Here’s a scene that illustrates the treatment stepfathers sometimes have to endure: Joey needs a partner for the last part of his brown belt karate test, and his mother Meredith volunteers her boyfriend Ron. The dojo asks Ron to step forward and grab Joey’s wrists. Before he can retreat, he’s “sailing around [Joey’s] body like a ballroom dancer, his hip catapulting [him] through the air.” Ron “lands on [his] back with a hollow thud” and the audience cheers.

Later, Ron tells Joey, “You didn’t have to flip me so hard.”

Meredith dismisses Ron’s pain. “You would think that with you being the closest thing he has to a father figure, you’d be a little more patient with him.”

Alison Bechdel, in her memoir Fun Home, says “Although I’m good at enumerating my father’s flaws, it’s hard for me to sustain much anger at him. I expect this is partly because the bar is lower for fathers than for mothers.” And the bar for stepfathers? How low can you go?

So much of what people are comes from what we expect them to be. What we read in the paper and see on the big screen.

Most of my google searches yielded a string of slasher movie trailers and reviews, with a smattering of crimes. But one link was different from all the others. “The Men in Christ’s Life” reads an article that appears with links to “Is It Biblical for Christians to Get a Tattoo?” and “5 Things Christians Should Stop Saying on Facebook.” The author says that his stepfather reminds him of “another great man of God,” Joseph. The stepfather of Jesus. “I don’t think people really ever think of Joseph in this way,” he continues. “Joseph knew all along that Jesus was not his real son. Yet he loved him and raised him as if he was.”

If I could rewrite Boyhood, I wouldn’t model stepfathers #1 and #2 after St. Joseph, the third member of the Holy Family. I wouldn’t make him like Humbert Humbert, Woody Allen, or The Slasher, either. Most of us fall somewhere in between. And stepfathers are like most of us. That’s the point I want to make: not that stepfathers are perfect, but that they are human. And art and media should portray them as fully rounded characters.

If I could rewrite my childhood, I wouldn’t edit out the stepfathers. But I would give them more prominence in the credits.

sandI’d start by crediting James for his fast thinking on that trip to the ocean years ago. He told Jonah, “I think you and Hedwig should share this room,” then carried the stuffed owl over to the second twin mattress. “Let’s give him his own bed and call this your clubhouse.”

“You don’t mind sharing with Mom?” Jonah asked.

James didn’t. He still doesn’t. And that’s something to celebrate.

Happy Stepfather’s Day. Let me be the first to say it.


Image credits: Featured image, image 1, image 2, image 3. Images 4, 5, and 6 courtesy of the author.

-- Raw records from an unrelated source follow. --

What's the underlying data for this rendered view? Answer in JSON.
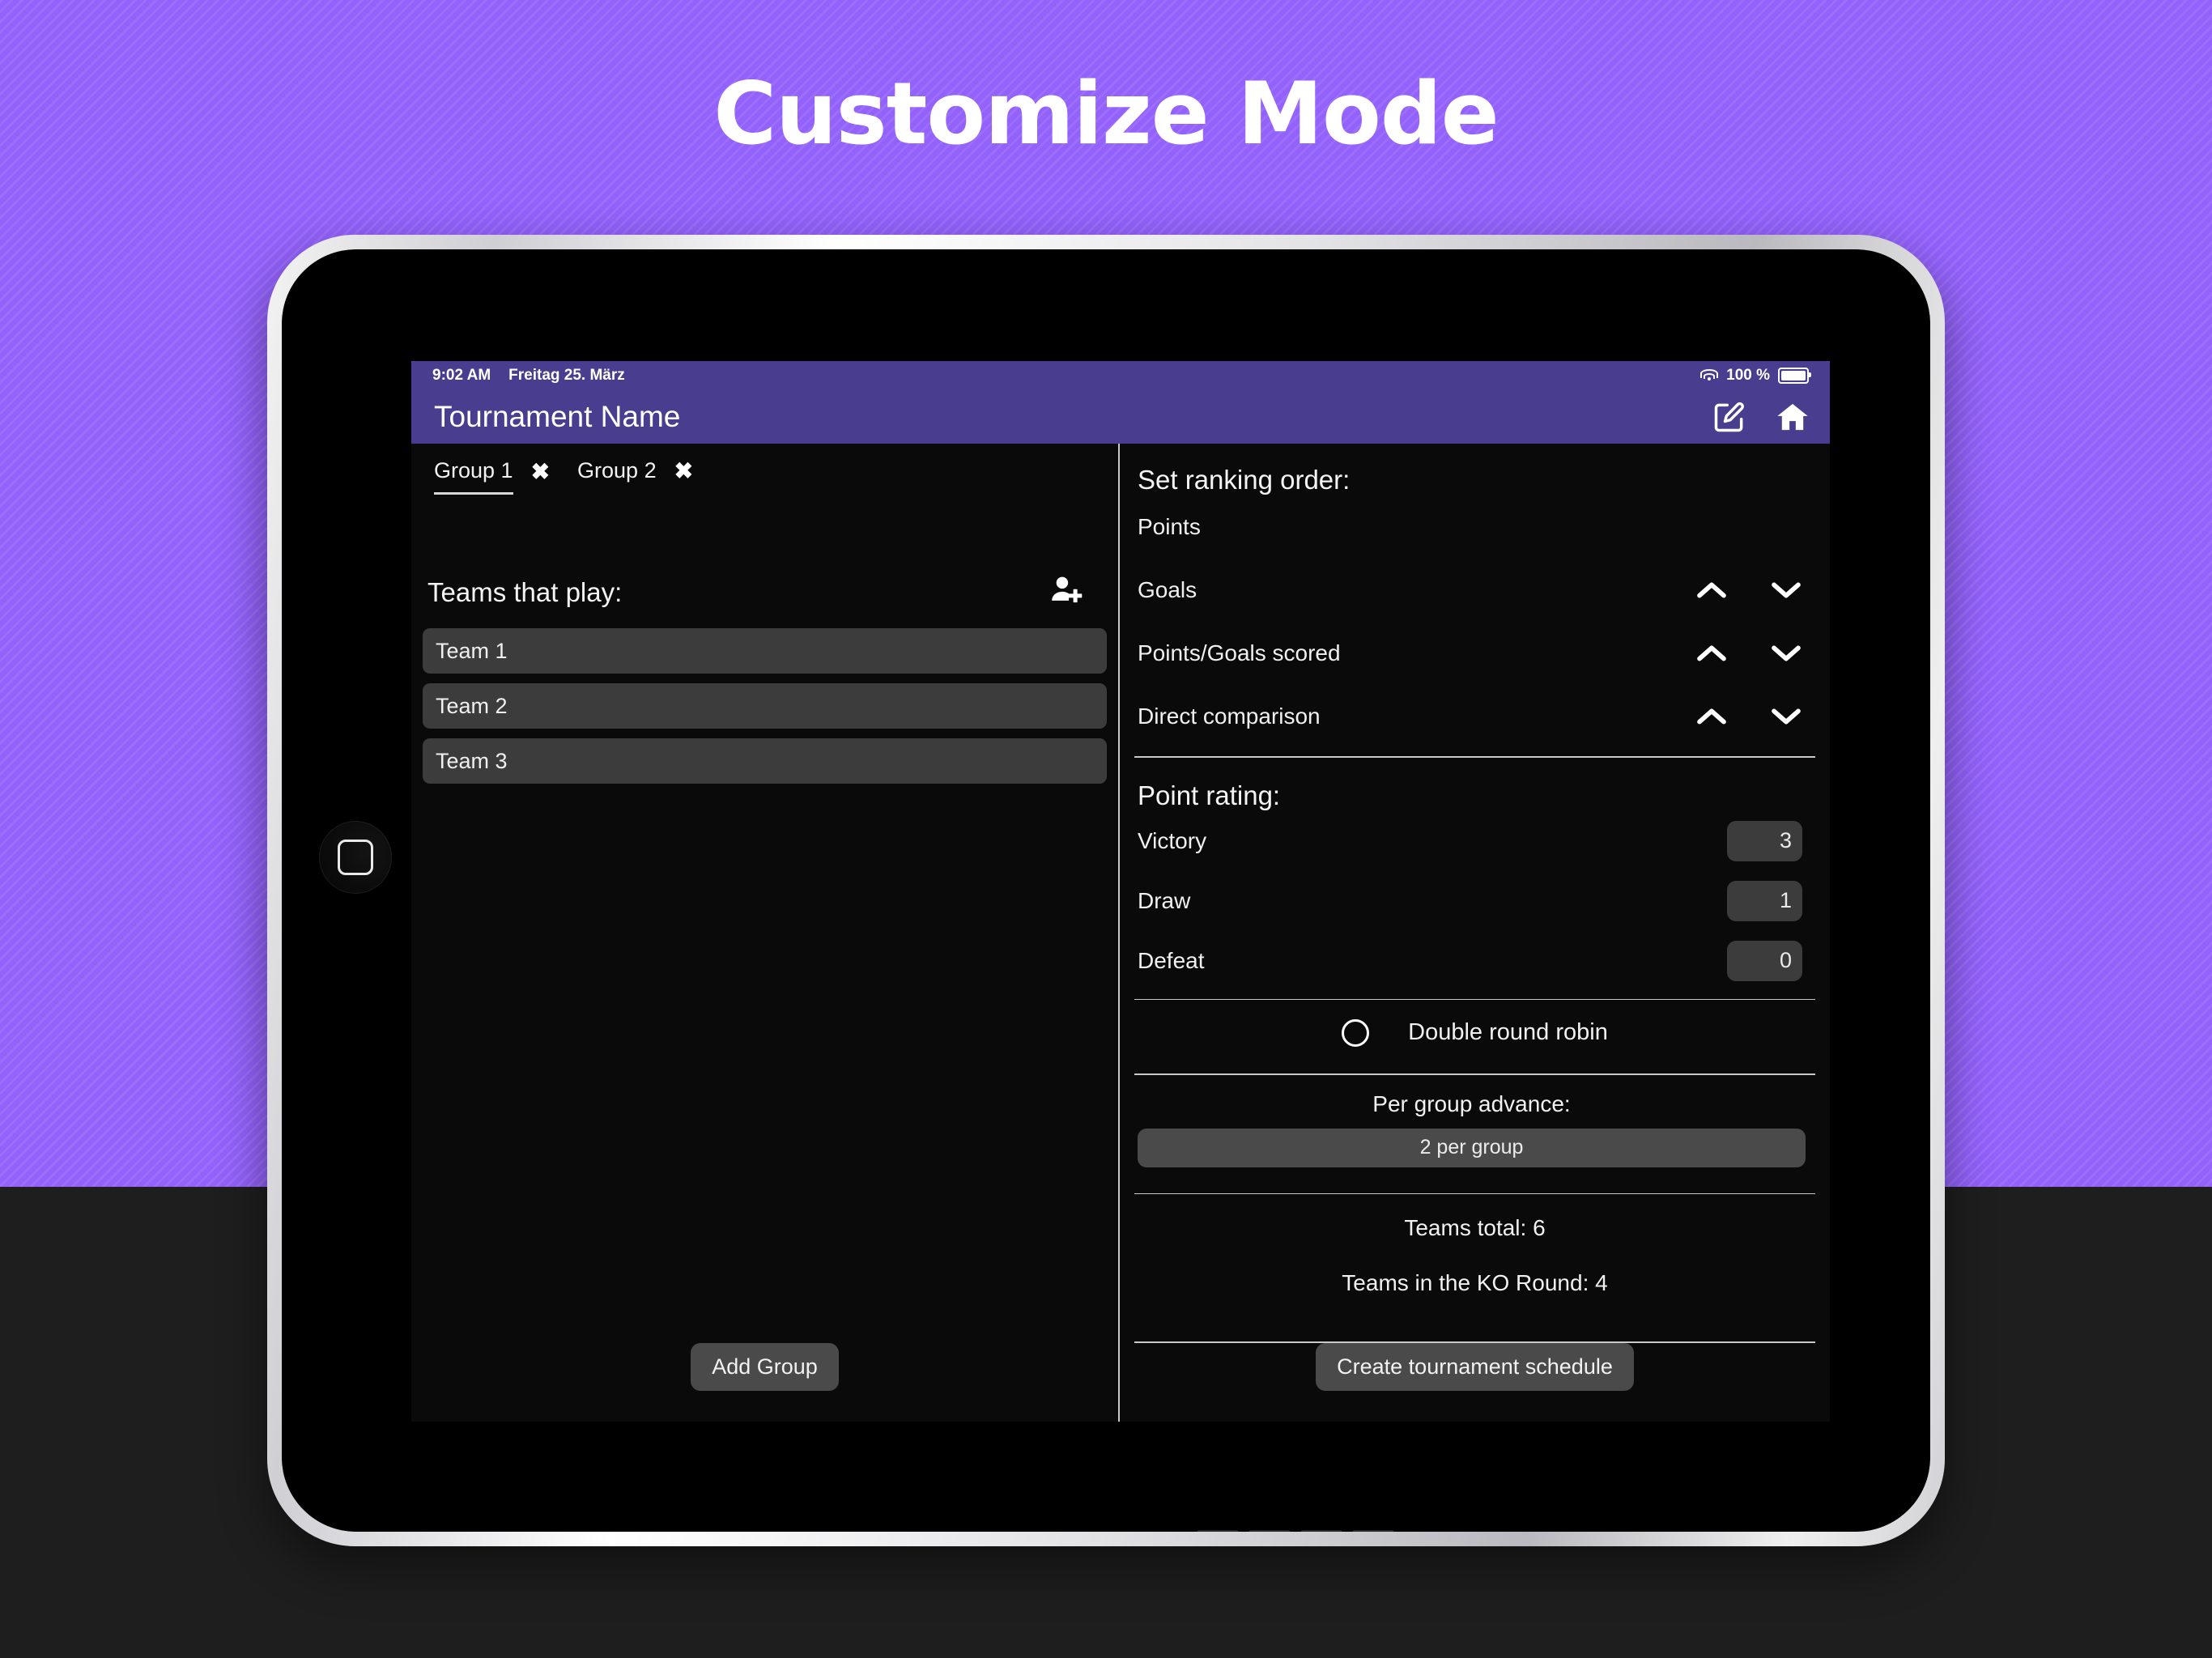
{
  "hero": {
    "title": "Customize Mode"
  },
  "device": {
    "home_button_icon": "rounded-square-home-icon"
  },
  "status_bar": {
    "time": "9:02 AM",
    "date": "Freitag 25. März",
    "wifi_icon": "wifi-icon",
    "battery_percent": "100 %",
    "battery_icon": "battery-full-icon"
  },
  "app_bar": {
    "title": "Tournament Name",
    "actions": [
      {
        "name": "edit-icon",
        "label": "Edit"
      },
      {
        "name": "home-icon",
        "label": "Home"
      }
    ],
    "color": "#493D8F"
  },
  "left_pane": {
    "tabs": [
      {
        "label": "Group 1",
        "active": true,
        "close_icon": "close-icon"
      },
      {
        "label": "Group 2",
        "active": false,
        "close_icon": "close-icon"
      }
    ],
    "teams_header": "Teams that play:",
    "add_team_icon": "add-person-icon",
    "teams": [
      "Team 1",
      "Team 2",
      "Team 3"
    ],
    "add_group_label": "Add Group"
  },
  "right_pane": {
    "ranking": {
      "title": "Set ranking order:",
      "items": [
        {
          "label": "Points",
          "has_arrows": false
        },
        {
          "label": "Goals",
          "has_arrows": true
        },
        {
          "label": "Points/Goals scored",
          "has_arrows": true
        },
        {
          "label": "Direct comparison",
          "has_arrows": true
        }
      ],
      "up_icon": "chevron-up-icon",
      "down_icon": "chevron-down-icon"
    },
    "point_rating": {
      "title": "Point rating:",
      "rows": [
        {
          "label": "Victory",
          "value": "3"
        },
        {
          "label": "Draw",
          "value": "1"
        },
        {
          "label": "Defeat",
          "value": "0"
        }
      ]
    },
    "double_round_robin": {
      "label": "Double round robin",
      "checked": false,
      "icon": "radio-unchecked-icon"
    },
    "per_group_advance": {
      "caption": "Per group advance:",
      "selected": "2 per group"
    },
    "totals": {
      "teams_total": "Teams total: 6",
      "teams_ko": "Teams in the KO Round: 4"
    },
    "create_schedule_label": "Create tournament schedule"
  },
  "colors": {
    "backdrop": "#9361FB",
    "lower_band": "#1E1E1E",
    "app_bar": "#493D8F",
    "surface": "#0A0A0A",
    "chip": "#3C3C3C",
    "button": "#4A4A4A"
  }
}
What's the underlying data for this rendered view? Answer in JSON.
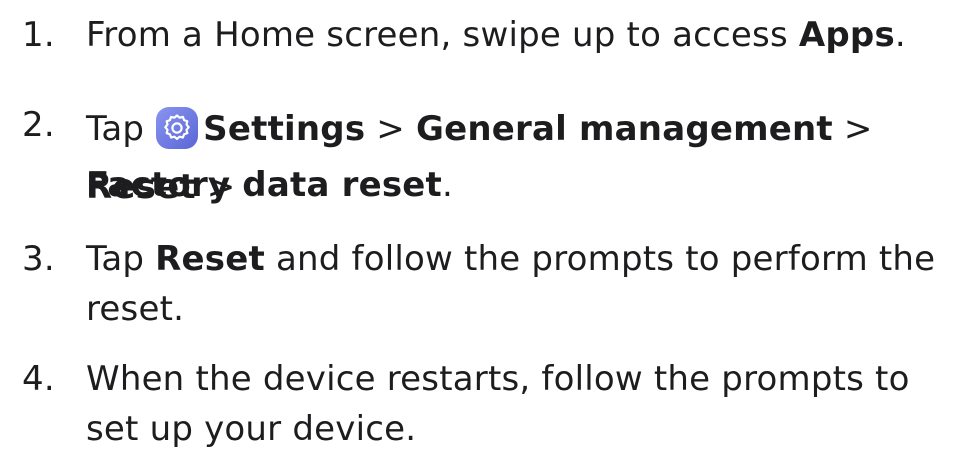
{
  "steps": [
    {
      "number": "1.",
      "part1": "From a Home screen, swipe up to access ",
      "bold1": "Apps",
      "part2": "."
    },
    {
      "number": "2.",
      "part1": "Tap ",
      "icon": "settings-gear-icon",
      "icon_color": "#6f7de0",
      "bold1": "Settings",
      "sep1": " > ",
      "bold2": "General management",
      "sep2": " > ",
      "bold3": "Reset",
      "sep3": " >",
      "bold4": "Factory data reset",
      "part2": "."
    },
    {
      "number": "3.",
      "part1": "Tap ",
      "bold1": "Reset",
      "part2": " and follow the prompts to perform the",
      "line2": "reset."
    },
    {
      "number": "4.",
      "line1": "When the device restarts, follow the prompts to",
      "line2": "set up your device."
    }
  ]
}
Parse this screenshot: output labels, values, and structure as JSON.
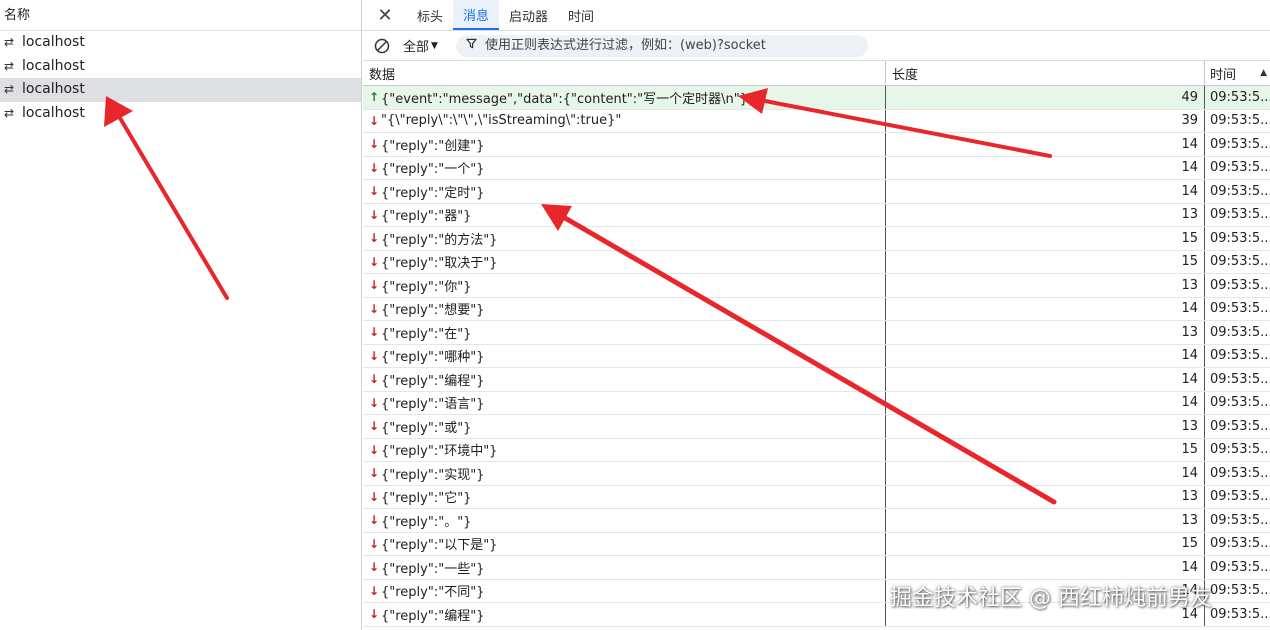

Sharon Harrigan is the author of the novel Half and the memoir Playing with Dynamite. Her work has appeared widely in places such as the New York Times (Modern Love), Narrative, and the Virginia Quarterly Review. She teaches writing at WriterHouse in Charlottesville, Virginia, where she lives with her family. More from this author →